The waiting for you to get your passport renewed in Sweden has never been this long, now the restrictions are over, the Swedes wants to go out and travel and start spending their money again. Covid-19 is already starting to feel like a thing from the past and the economy is recovering rapidly in high-income countries. But in other parts of the world, the picture is completely different. Large parts of the world’s population isstill not vaccinated, and the economic and social effects of the pandemic are brutal in many ways. The number of people living in poverty increased again for the first time in more than 30 years. About 2.5 million people have died in covid-19, and the majority of deaths have been elderly people in rich countries, while most who died in the wake of the restrictions have been children and young people in poorer parts of the world. At the beginning of 2022, more than 600 million pupils and students education was still limited by full or partial school closures, which has resulted in a dramatic increase in illiteracy. And now we stand in an uncertain present and future with Russia’s invasion and war against Ukraine.
How have different governments, such as Tanzania, South Africa and Guatemala, tried to alleviate the acute crisis when societies were closed and billions of people lost their livelihood overnight? What role have civil society, churches and communities played? What lessons can be learned from the new crises that have already come? What is the situation today when food prices are soaring as a result of the war in Ukraine? And how can the outside world contribute to creating preparedness and the ability to handle new crises?
Welcome to FUF’s office for an exciting conversation with representatives of civil society organizations directly from Tanzania, South Africa and Guatemala. We offer snacks and drinks from 17:00
Participating partners of Act, Church of Sweden:
Isobel Frye, Director of SPII, Studies in Poverty and Inequality Insititue. SPII is a leading voice in the vivid debate in South Africa on the special releif grants that the government introduced. The grants were planned to betemporary, but after strong popular protests, they have been extended. SPII is also a key voice in the debate on Basic Income Grant, a debate which the pandemic has brought back on the political agenda in South Africa.
Anabella Sibrián, Regional director of Protection International Mesoamérica and member of the advisory council for the International Platform against Impunity in Mesoamerica. The Platform has published a report on the effects of COVID-19 that, among other findings, shows that the pandemic has exacerbated the patterns of threats, criminalization, attacks and other forms of retaliation faced by land, environmental and human rights defenders, as well as community leaders, indigenous peoples and journalists. Anabella is a leading civil society voice in Guatemala, she is engaged with ACT Church of Sweden and the European network on advocacy for Latin America (EULAT).
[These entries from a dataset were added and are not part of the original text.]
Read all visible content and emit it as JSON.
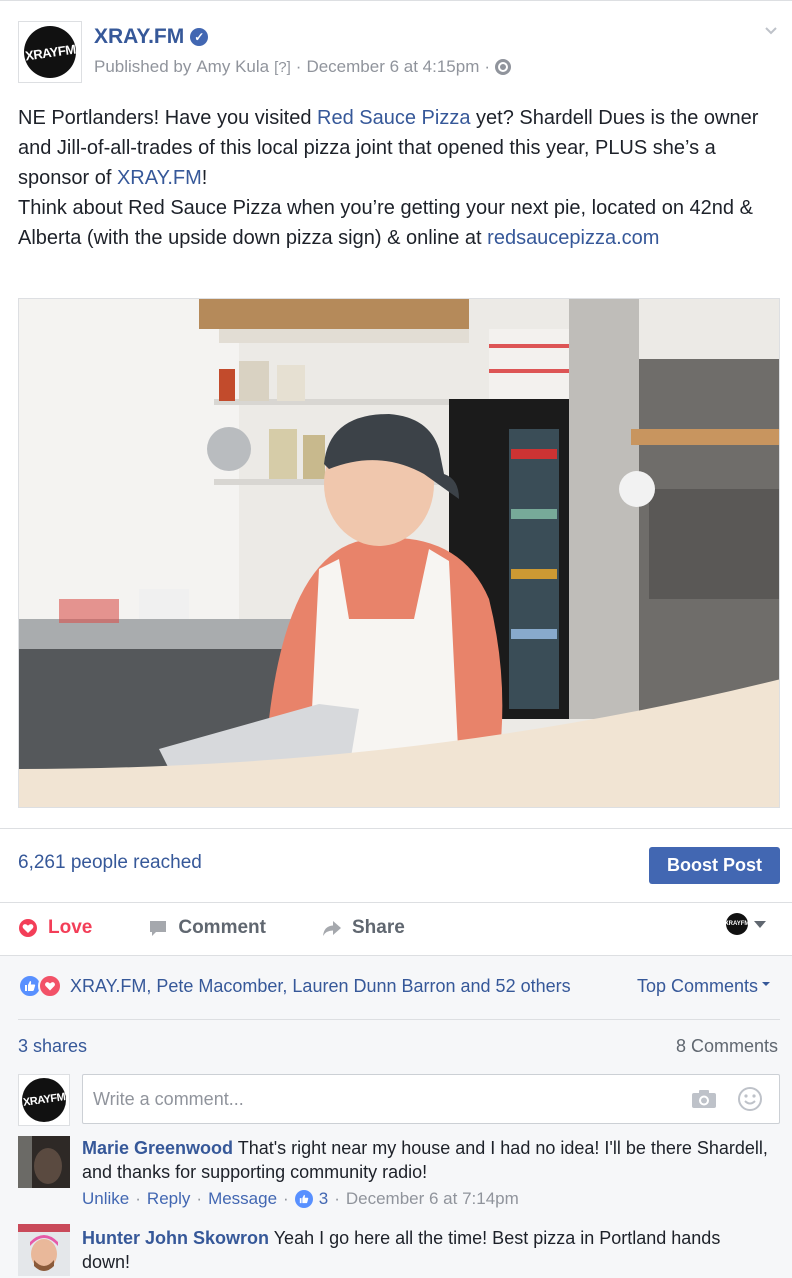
{
  "post": {
    "page_name": "XRAY.FM",
    "logo_text": "XRAYFM",
    "published_by_prefix": "Published by ",
    "author": "Amy Kula",
    "author_help": "[?]",
    "sep": "·",
    "date": "December 6 at 4:15pm",
    "text": {
      "p1_a": "NE Portlanders! Have you visited ",
      "p1_link1": "Red Sauce Pizza",
      "p1_b": " yet? Shardell Dues is the owner and Jill-of-all-trades of this local pizza joint that opened this year, PLUS she’s a sponsor of ",
      "p1_link2": "XRAY.FM",
      "p1_c": "!",
      "p2": "Think about Red Sauce Pizza when you’re getting your next pie, located on 42nd & Alberta (with the upside down pizza sign) & online at ",
      "p2_link": "redsaucepizza.com"
    }
  },
  "insights": {
    "reach_text": "6,261 people reached",
    "boost_label": "Boost Post"
  },
  "actions": {
    "love_label": "Love",
    "comment_label": "Comment",
    "share_label": "Share"
  },
  "reactions": {
    "summary": "XRAY.FM, Pete Macomber, Lauren Dunn Barron and 52 others",
    "top_comments_label": "Top Comments",
    "shares": "3 shares",
    "comments_count": "8 Comments"
  },
  "composer": {
    "placeholder": "Write a comment..."
  },
  "comments": [
    {
      "name": "Marie Greenwood",
      "text": "That's right near my house and I had no idea! I'll be there Shardell, and thanks for supporting community radio!",
      "actions": [
        "Unlike",
        "Reply",
        "Message"
      ],
      "likes": "3",
      "date": "December 6 at 7:14pm"
    },
    {
      "name": "Hunter John Skowron",
      "text": "Yeah I go here all the time! Best pizza in Portland hands down!"
    }
  ],
  "colors": {
    "link": "#365899",
    "boost": "#4267b2",
    "love": "#f33e58",
    "muted": "#90949c"
  }
}
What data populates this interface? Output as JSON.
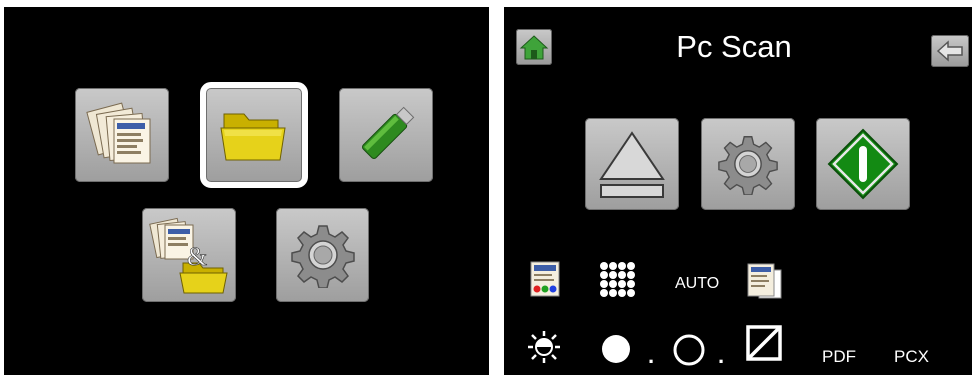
{
  "main_menu": {
    "tiles": [
      {
        "name": "scan-to-pc",
        "icon": "documents-icon"
      },
      {
        "name": "scan-to-folder",
        "icon": "folder-icon",
        "selected": true
      },
      {
        "name": "scan-to-usb",
        "icon": "usb-drive-icon"
      },
      {
        "name": "scan-to-pc-and-folder",
        "icon": "documents-and-folder-icon"
      },
      {
        "name": "settings",
        "icon": "gear-icon"
      }
    ]
  },
  "pc_scan": {
    "title": "Pc Scan",
    "home_icon": "home-icon",
    "back_icon": "back-arrow-icon",
    "actions": [
      {
        "name": "eject",
        "icon": "eject-icon"
      },
      {
        "name": "settings",
        "icon": "gear-icon"
      },
      {
        "name": "start",
        "icon": "start-icon",
        "color": "#138a13"
      }
    ],
    "options_row1": {
      "color_mode_icon": "color-document-icon",
      "resolution_icon": "dot-grid-icon",
      "auto_label": "AUTO",
      "document_type_icon": "document-stack-icon"
    },
    "options_row2": {
      "brightness_icon": "brightness-icon",
      "dot1": ".",
      "dot2": ".",
      "contrast_icon": "contrast-box-icon",
      "pdf_label": "PDF",
      "pcx_label": "PCX"
    }
  }
}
Gloria Mafole, Country Director at LM International in Tanzania. Gloria is a human rights lawyer and until recently policy adviser at the Christian Council of Tanzania, working on issues such as business and human rights, shrinking democratic space, and social protection. Courageous churches in the country spoke openly about COVID-19 and how people should protect themselves – at a time when it was forbidden to talk about it, and the President denied the existence of the disease in Tanzania.
The conversation is arranged by the FUF The Swedish Developmen Forum and Act, Church of Sweden in English and it will be recorded. The last day to register is 15/5.